BEGIN Stored data

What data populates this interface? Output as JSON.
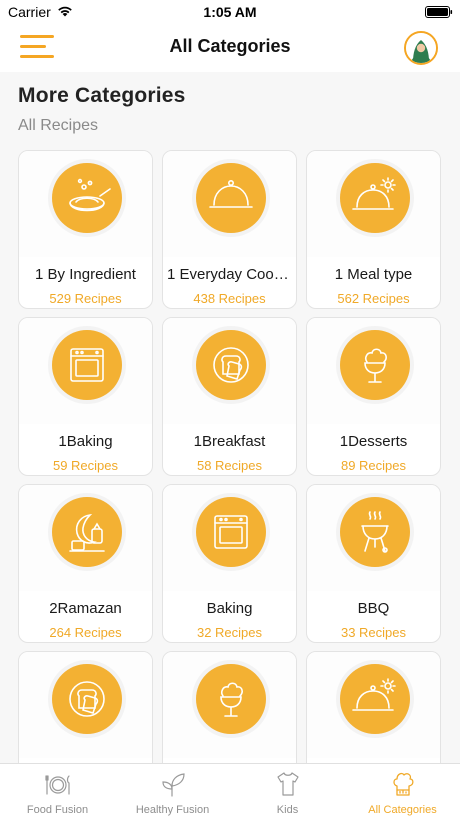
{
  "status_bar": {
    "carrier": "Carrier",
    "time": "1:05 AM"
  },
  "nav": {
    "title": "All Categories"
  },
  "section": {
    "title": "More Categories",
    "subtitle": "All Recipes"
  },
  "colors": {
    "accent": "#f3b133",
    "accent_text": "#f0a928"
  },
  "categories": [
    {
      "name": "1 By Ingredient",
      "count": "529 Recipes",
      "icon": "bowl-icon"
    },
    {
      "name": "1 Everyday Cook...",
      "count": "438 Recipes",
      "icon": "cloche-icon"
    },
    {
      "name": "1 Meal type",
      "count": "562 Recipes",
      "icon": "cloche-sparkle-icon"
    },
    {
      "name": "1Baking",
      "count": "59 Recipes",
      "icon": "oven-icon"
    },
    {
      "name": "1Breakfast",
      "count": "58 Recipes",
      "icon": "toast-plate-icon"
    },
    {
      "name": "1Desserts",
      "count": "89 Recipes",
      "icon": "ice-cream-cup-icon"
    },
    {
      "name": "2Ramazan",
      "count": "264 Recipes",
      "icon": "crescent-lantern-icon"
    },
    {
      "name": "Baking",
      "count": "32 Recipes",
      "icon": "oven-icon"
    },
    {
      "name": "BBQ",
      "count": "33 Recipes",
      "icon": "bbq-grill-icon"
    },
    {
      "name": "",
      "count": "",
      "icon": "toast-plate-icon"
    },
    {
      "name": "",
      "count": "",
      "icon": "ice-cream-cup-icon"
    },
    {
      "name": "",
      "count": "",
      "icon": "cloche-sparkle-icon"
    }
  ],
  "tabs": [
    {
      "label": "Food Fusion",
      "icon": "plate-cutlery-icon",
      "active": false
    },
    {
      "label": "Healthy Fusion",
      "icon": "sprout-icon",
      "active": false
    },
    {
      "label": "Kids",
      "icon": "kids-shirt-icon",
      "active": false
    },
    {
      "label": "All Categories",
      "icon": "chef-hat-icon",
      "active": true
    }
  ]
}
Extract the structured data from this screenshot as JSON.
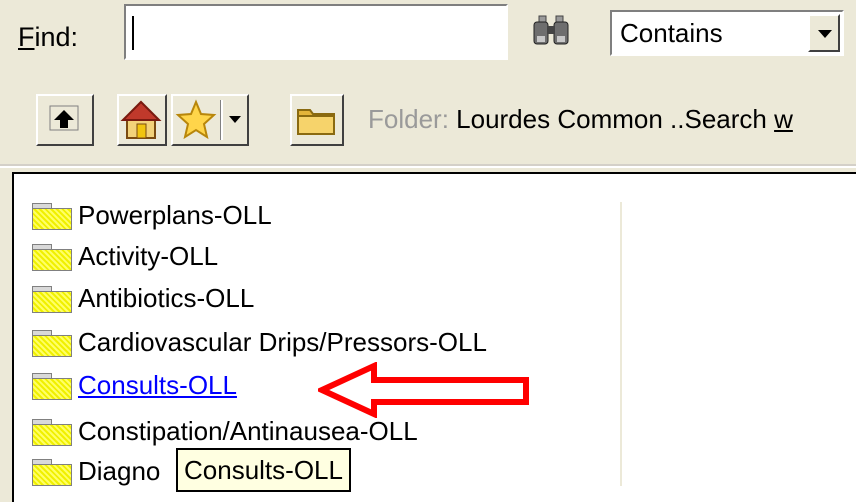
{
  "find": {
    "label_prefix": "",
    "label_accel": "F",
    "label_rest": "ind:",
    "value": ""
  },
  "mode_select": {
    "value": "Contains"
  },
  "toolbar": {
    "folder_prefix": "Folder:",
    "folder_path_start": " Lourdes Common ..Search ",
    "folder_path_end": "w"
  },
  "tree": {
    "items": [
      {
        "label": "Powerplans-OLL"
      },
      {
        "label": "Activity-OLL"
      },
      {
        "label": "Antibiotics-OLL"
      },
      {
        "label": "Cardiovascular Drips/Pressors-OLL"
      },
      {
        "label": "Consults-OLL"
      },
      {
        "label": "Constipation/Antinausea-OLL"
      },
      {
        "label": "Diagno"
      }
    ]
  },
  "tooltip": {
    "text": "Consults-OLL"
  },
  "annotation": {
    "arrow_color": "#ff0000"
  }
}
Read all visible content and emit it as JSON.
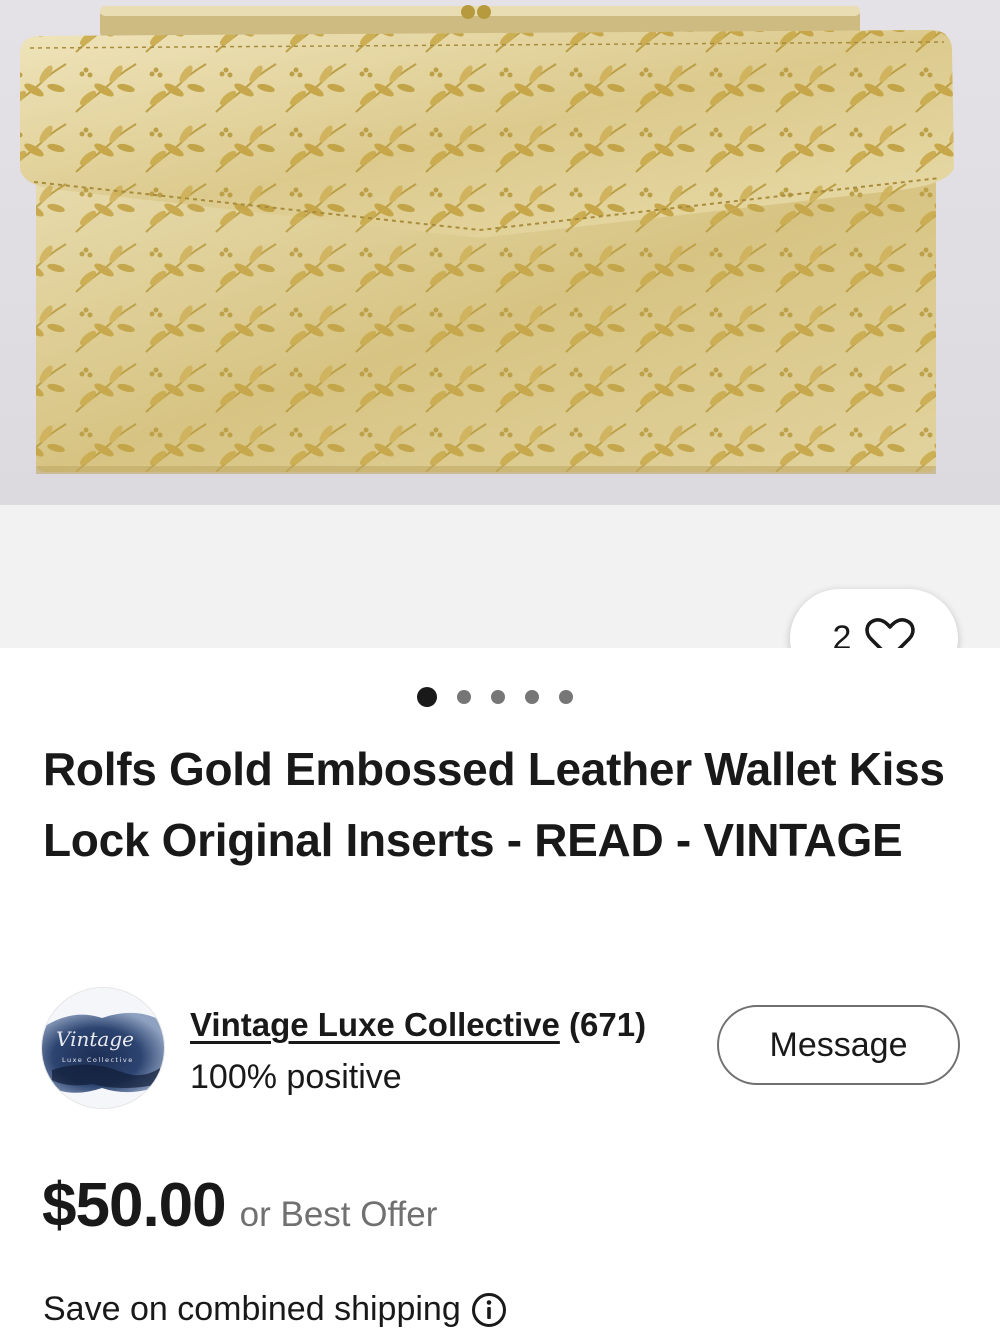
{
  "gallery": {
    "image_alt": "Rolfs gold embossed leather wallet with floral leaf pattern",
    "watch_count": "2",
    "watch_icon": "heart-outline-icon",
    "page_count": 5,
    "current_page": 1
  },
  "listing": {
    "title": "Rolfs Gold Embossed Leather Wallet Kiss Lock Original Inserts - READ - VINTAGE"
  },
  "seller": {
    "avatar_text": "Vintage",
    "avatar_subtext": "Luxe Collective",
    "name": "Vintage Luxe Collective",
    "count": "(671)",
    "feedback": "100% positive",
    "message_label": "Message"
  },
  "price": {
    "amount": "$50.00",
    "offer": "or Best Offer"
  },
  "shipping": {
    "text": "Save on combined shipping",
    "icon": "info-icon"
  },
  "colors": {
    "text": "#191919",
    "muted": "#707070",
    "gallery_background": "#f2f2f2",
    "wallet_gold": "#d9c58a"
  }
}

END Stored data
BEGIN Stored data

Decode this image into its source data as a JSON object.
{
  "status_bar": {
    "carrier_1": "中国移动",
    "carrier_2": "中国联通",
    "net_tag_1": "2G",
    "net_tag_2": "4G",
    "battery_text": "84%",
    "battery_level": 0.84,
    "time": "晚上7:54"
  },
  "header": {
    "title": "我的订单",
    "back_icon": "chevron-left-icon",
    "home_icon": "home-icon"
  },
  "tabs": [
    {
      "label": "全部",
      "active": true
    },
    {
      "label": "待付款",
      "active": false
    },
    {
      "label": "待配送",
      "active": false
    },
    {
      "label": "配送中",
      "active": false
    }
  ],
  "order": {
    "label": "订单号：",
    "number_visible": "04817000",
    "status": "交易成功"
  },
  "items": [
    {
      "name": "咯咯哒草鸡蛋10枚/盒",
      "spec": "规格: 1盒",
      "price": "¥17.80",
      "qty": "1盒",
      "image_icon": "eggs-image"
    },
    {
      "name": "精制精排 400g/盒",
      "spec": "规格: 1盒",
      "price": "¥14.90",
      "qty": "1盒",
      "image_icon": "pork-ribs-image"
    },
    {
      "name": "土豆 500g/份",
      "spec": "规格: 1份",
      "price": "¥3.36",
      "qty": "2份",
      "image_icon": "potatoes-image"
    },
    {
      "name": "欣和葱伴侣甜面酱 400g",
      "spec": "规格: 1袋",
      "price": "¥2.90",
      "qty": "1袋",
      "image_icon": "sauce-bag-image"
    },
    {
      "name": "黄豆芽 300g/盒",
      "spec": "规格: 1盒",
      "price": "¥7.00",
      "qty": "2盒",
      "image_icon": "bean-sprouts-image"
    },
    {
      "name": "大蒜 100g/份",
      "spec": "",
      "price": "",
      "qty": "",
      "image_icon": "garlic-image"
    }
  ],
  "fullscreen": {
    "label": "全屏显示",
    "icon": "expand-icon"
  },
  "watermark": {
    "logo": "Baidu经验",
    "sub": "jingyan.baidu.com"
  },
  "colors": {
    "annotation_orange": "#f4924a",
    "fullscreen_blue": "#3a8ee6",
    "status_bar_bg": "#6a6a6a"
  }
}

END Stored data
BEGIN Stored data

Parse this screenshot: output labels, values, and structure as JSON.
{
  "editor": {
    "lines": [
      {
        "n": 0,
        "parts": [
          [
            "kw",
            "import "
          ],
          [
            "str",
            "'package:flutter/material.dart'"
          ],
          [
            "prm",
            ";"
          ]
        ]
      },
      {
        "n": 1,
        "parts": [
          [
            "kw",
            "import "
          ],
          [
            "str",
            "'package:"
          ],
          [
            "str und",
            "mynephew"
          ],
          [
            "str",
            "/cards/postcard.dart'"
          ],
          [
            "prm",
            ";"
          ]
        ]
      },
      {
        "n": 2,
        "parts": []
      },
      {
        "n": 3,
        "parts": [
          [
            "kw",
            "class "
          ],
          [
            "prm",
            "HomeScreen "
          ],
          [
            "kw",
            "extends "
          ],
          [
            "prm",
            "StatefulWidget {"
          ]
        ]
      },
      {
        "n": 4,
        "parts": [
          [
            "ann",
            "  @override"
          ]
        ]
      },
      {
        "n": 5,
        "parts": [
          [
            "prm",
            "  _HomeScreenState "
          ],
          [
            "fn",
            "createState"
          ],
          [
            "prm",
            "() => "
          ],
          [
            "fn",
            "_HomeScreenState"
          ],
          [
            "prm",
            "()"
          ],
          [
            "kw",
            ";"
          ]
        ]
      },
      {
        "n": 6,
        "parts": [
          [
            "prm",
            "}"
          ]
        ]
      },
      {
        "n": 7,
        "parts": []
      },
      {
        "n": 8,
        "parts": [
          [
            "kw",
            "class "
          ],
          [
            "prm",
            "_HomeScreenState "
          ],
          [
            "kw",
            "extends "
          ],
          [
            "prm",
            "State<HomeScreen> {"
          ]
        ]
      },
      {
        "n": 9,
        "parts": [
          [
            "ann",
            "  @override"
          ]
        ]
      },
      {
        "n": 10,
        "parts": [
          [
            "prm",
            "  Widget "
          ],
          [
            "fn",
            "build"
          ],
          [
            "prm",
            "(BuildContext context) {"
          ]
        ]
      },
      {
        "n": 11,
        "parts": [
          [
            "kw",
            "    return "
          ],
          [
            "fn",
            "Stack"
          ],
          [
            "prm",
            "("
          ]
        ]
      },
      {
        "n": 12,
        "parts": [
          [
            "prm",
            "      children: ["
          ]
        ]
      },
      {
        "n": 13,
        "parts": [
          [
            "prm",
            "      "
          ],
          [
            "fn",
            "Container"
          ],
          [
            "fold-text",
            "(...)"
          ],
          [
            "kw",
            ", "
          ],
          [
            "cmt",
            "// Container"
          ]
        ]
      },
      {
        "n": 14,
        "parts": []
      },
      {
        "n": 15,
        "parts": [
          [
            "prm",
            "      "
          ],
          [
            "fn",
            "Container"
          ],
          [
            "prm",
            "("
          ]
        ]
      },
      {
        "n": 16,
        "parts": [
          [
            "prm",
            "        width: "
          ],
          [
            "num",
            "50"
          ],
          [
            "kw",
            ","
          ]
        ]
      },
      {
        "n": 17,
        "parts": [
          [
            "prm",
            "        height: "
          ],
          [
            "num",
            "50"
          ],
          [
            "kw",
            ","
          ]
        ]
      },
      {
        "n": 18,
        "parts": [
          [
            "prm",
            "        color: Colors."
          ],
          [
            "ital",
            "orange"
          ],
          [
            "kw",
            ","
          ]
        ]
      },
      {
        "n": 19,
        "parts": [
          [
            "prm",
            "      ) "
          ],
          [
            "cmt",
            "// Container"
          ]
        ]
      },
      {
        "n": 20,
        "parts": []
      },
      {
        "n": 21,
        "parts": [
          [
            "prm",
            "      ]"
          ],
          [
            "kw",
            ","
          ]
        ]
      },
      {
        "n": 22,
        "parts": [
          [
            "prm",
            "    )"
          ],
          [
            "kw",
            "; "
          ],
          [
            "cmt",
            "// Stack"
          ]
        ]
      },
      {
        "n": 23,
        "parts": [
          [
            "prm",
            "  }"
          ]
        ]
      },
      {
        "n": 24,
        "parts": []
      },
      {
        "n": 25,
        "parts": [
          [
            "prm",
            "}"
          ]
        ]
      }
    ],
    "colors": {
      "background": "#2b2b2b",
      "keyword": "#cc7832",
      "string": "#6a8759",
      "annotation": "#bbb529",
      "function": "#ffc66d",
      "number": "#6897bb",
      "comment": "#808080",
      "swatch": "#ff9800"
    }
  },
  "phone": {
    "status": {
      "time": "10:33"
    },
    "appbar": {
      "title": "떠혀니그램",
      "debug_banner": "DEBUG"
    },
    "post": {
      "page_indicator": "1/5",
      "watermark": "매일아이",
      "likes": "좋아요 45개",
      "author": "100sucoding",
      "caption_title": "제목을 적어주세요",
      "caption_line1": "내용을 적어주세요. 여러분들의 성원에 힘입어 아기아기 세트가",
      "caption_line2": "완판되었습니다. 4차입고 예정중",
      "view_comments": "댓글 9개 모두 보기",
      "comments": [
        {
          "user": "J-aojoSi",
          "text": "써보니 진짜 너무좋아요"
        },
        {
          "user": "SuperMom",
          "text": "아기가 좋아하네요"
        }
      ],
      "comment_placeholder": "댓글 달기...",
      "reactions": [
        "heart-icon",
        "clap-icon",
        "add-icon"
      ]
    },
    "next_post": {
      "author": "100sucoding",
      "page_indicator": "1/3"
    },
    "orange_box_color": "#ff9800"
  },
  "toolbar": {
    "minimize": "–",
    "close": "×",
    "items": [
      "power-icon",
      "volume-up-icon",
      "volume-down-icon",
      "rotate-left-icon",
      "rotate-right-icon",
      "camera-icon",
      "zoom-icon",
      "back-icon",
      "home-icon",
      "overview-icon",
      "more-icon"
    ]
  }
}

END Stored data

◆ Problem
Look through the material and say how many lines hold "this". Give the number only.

◆ Answer below
4